» PROVIDED RECORDS:

:::::

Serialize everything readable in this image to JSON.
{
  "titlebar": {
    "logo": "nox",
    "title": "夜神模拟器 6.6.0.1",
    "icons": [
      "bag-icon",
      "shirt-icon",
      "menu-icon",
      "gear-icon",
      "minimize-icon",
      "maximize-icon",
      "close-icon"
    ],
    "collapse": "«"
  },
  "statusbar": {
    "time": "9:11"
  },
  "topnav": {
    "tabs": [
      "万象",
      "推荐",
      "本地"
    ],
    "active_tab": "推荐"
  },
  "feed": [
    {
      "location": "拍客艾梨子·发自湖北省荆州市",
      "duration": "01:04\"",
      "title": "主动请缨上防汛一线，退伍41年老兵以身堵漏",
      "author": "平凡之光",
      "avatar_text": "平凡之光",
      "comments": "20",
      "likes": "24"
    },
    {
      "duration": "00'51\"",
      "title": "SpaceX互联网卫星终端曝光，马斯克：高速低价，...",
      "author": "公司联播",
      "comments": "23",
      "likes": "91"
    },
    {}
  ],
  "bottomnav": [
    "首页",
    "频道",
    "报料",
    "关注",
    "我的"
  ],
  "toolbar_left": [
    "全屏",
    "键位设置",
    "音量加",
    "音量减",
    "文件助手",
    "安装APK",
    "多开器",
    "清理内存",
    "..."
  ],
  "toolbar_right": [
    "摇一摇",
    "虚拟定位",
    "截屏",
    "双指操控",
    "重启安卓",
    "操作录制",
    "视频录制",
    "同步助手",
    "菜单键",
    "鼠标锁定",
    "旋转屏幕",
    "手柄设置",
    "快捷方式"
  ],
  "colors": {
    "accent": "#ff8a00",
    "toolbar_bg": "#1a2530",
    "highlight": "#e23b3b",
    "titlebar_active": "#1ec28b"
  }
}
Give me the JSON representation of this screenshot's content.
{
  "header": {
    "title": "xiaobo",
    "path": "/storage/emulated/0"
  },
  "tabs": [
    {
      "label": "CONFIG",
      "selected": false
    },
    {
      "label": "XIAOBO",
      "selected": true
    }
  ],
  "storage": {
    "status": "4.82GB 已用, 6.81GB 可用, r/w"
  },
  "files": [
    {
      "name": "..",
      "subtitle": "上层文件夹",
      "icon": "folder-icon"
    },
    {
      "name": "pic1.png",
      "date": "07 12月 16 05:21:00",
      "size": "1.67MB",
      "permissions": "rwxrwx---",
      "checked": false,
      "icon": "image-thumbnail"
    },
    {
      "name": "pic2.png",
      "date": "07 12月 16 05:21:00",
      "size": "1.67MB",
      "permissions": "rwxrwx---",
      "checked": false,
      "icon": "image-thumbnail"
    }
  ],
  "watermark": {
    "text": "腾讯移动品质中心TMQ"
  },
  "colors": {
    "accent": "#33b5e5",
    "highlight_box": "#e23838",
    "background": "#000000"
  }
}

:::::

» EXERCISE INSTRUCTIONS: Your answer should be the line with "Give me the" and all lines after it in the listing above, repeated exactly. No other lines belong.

» RESULT OF THE EXERCISE:
Give me the JSON representation of this screenshot's content.
{
  "header": {
    "title": "xiaobo",
    "path": "/storage/emulated/0"
  },
  "tabs": [
    {
      "label": "CONFIG",
      "selected": false
    },
    {
      "label": "XIAOBO",
      "selected": true
    }
  ],
  "storage": {
    "status": "4.82GB 已用, 6.81GB 可用, r/w"
  },
  "files": [
    {
      "name": "..",
      "subtitle": "上层文件夹",
      "icon": "folder-icon"
    },
    {
      "name": "pic1.png",
      "date": "07 12月 16 05:21:00",
      "size": "1.67MB",
      "permissions": "rwxrwx---",
      "checked": false,
      "icon": "image-thumbnail"
    },
    {
      "name": "pic2.png",
      "date": "07 12月 16 05:21:00",
      "size": "1.67MB",
      "permissions": "rwxrwx---",
      "checked": false,
      "icon": "image-thumbnail"
    }
  ],
  "watermark": {
    "text": "腾讯移动品质中心TMQ"
  },
  "colors": {
    "accent": "#33b5e5",
    "highlight_box": "#e23838",
    "background": "#000000"
  }
}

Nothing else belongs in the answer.